Dataset rows describing interfaces:
==============================

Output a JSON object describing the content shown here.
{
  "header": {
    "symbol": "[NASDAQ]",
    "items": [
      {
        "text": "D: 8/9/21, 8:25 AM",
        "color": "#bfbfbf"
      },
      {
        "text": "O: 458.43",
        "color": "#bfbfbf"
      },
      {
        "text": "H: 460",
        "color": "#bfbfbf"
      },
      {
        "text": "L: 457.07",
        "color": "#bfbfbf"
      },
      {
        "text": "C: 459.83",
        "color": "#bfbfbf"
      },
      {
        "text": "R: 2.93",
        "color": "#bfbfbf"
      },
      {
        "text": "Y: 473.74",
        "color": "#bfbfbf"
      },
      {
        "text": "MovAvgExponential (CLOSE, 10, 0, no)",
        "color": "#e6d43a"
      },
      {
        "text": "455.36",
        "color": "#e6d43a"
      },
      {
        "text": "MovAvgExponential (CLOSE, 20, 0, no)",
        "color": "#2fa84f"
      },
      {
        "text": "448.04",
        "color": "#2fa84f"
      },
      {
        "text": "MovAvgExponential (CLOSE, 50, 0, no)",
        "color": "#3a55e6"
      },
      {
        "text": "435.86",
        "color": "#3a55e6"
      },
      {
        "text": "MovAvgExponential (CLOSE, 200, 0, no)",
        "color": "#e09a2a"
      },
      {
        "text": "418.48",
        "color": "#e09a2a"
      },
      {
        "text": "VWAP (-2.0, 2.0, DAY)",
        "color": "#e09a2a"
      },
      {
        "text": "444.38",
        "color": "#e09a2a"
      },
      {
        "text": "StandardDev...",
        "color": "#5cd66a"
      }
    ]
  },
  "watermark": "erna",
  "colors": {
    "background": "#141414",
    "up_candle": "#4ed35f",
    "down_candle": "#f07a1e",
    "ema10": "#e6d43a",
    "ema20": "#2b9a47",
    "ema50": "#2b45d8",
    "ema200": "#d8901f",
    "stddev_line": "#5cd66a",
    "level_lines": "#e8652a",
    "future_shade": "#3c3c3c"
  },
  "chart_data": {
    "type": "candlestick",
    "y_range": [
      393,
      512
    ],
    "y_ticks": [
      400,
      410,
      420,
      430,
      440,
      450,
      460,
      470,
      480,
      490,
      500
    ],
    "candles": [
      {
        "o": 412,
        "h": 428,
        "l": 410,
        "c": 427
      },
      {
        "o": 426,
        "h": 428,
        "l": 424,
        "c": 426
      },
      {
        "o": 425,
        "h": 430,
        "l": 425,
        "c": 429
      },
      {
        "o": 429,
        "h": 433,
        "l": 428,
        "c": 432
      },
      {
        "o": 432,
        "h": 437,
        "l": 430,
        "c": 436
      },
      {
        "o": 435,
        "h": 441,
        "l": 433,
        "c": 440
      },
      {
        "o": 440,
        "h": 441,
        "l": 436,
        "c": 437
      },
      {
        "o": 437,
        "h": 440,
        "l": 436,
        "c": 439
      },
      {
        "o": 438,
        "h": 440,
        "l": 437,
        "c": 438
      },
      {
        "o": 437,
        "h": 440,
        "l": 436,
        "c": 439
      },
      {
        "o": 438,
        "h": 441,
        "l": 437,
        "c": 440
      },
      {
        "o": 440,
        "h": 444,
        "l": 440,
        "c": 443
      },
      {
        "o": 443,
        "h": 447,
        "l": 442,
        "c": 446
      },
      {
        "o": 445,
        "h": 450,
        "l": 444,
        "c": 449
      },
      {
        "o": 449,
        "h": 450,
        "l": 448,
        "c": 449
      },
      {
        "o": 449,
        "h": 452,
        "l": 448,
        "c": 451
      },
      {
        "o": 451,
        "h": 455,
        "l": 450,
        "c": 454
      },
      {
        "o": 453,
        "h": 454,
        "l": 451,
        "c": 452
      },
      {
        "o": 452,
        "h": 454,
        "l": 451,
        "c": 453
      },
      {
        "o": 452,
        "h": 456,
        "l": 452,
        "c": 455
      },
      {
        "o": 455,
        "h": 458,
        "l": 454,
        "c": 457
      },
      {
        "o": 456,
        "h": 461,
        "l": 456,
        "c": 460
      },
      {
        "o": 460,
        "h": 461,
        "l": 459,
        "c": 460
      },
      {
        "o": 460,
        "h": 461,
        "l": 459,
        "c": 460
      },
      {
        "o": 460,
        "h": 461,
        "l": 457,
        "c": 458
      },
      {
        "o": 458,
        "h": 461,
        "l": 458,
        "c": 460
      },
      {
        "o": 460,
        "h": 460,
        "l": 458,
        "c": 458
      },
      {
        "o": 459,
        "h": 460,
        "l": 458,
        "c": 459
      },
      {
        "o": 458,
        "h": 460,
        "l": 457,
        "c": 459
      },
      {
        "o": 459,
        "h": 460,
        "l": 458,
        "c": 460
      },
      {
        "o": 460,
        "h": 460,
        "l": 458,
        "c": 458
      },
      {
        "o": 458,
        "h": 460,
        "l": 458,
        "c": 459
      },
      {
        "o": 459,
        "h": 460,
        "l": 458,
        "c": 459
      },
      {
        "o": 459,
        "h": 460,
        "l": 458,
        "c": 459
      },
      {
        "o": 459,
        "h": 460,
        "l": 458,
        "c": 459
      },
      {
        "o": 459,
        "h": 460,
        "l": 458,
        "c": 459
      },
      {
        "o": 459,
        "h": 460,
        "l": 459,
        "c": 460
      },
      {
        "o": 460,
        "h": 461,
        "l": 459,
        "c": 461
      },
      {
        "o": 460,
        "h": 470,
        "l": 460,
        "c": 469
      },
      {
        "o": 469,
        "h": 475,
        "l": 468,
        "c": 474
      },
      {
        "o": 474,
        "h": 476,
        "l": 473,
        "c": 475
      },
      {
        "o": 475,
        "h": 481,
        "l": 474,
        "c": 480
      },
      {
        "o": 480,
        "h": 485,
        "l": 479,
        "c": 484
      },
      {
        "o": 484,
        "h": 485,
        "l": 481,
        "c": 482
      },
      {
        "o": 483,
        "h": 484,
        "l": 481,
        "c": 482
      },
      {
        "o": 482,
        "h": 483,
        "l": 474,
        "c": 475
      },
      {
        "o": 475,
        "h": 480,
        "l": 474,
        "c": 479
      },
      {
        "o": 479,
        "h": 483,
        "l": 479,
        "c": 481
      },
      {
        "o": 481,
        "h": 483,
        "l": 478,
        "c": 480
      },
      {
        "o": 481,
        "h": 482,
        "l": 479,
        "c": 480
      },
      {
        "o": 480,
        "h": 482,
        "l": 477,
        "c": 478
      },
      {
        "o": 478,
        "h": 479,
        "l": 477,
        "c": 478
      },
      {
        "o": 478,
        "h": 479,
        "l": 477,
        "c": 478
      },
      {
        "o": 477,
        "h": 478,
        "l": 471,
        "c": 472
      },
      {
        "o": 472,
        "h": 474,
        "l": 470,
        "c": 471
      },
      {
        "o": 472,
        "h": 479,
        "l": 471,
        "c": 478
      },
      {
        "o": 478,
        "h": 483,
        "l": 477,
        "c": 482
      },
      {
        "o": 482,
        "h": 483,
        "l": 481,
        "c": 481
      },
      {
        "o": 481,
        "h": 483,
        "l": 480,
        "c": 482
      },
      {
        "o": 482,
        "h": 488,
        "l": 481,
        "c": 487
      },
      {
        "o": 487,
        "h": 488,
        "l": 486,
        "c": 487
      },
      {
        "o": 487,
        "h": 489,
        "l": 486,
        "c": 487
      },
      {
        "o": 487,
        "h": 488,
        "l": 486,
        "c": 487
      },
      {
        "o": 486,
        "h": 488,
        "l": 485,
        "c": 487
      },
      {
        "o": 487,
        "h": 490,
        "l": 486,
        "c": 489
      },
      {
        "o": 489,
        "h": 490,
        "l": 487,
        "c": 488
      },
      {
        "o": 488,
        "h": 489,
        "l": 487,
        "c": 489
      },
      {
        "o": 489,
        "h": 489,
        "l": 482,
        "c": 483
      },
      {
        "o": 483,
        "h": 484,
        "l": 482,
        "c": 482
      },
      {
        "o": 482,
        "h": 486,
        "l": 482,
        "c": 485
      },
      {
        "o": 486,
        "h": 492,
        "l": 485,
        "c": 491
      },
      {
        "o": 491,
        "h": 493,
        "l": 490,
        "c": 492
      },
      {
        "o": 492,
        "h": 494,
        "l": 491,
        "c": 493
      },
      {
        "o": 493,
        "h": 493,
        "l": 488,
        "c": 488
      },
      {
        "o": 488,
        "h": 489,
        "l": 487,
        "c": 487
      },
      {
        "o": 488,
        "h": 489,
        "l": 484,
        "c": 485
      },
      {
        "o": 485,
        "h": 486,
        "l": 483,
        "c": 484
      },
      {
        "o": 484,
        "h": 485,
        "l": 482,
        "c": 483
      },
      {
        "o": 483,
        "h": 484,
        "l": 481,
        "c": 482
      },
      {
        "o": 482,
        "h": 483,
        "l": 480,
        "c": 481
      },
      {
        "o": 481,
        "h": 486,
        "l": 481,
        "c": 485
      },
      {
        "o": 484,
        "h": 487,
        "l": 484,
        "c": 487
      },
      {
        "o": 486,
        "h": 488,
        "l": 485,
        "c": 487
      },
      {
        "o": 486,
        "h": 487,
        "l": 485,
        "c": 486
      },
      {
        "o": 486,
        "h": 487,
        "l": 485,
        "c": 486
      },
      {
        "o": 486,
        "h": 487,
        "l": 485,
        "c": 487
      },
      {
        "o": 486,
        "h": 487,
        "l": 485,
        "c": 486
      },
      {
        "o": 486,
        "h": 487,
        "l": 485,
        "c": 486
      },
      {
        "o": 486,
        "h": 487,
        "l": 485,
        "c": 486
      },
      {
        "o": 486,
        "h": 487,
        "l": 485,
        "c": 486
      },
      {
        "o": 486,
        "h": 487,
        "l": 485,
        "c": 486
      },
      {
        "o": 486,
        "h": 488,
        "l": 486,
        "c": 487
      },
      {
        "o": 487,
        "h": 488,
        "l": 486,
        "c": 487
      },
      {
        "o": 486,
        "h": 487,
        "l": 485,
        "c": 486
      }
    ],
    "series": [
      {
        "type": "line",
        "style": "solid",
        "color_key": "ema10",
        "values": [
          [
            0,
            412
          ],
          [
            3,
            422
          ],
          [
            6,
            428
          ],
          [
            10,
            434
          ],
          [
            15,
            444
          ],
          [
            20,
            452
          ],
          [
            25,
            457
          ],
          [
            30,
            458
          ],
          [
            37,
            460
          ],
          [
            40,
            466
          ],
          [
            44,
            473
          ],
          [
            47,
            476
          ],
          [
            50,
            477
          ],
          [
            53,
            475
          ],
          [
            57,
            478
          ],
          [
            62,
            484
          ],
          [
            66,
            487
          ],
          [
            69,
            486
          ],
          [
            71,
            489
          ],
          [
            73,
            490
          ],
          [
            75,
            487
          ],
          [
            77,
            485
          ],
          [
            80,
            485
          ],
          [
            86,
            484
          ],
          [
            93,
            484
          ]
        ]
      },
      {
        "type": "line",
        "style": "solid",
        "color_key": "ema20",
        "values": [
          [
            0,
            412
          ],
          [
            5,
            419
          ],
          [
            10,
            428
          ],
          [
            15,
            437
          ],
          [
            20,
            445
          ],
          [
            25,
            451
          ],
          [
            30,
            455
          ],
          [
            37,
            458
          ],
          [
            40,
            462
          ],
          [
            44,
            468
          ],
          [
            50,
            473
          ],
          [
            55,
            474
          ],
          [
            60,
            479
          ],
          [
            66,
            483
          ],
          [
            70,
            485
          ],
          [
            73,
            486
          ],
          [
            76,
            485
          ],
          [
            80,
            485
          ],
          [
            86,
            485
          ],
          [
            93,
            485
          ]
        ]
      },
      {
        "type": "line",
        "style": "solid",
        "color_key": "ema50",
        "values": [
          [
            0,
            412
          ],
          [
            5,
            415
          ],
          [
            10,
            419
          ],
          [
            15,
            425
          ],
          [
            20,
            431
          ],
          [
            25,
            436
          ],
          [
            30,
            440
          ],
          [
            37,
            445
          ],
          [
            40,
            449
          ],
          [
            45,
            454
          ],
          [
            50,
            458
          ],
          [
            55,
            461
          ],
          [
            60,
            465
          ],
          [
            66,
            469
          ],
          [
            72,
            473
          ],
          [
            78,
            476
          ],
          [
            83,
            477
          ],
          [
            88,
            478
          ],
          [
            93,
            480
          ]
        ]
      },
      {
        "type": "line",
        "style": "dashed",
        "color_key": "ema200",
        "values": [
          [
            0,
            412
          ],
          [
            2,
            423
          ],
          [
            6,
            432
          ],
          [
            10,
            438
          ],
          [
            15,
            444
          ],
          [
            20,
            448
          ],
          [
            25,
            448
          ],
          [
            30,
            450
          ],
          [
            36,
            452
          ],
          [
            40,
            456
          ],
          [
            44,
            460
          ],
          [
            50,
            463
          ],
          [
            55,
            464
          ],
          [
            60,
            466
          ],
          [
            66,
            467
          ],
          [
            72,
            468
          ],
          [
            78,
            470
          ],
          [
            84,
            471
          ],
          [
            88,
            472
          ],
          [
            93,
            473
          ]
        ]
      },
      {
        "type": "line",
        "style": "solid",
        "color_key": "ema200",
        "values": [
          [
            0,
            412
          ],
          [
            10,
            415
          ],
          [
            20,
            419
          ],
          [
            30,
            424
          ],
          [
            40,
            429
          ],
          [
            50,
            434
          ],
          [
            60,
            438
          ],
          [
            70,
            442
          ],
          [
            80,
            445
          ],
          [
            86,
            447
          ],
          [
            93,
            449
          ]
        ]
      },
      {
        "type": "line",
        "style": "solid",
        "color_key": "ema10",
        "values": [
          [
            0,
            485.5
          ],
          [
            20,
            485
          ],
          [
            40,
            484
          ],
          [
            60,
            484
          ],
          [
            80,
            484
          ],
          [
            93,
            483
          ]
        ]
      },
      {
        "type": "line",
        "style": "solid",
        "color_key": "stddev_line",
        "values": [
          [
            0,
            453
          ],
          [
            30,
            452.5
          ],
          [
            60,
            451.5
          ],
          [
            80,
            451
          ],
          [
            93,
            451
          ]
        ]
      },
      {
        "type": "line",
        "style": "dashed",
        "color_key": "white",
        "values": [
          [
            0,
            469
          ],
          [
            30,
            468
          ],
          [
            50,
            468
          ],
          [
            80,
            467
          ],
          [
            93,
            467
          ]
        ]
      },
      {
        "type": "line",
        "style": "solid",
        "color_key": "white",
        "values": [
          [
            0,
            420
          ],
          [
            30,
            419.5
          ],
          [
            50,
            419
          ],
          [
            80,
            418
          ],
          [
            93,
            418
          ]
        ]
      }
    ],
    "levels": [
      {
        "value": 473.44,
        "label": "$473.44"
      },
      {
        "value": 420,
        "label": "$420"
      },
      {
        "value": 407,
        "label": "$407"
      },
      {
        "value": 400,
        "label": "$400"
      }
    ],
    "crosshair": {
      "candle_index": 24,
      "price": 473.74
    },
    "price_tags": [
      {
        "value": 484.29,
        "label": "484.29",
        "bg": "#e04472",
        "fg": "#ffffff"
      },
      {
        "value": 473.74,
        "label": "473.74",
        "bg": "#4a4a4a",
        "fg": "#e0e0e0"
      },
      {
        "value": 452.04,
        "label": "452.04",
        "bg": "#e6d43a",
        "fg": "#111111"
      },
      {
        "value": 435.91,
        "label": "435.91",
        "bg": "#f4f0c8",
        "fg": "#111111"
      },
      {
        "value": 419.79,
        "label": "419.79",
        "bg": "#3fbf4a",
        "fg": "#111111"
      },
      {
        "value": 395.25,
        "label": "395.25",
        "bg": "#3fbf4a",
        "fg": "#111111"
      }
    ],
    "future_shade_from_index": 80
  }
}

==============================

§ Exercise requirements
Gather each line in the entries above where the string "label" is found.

§ Solution for this exercise
        "label": "$473.44"
        "label": "$420"
        "label": "$407"
        "label": "$400"
        "label": "484.29",
        "label": "473.74",
        "label": "452.04",
        "label": "435.91",
        "label": "419.79",
        "label": "395.25",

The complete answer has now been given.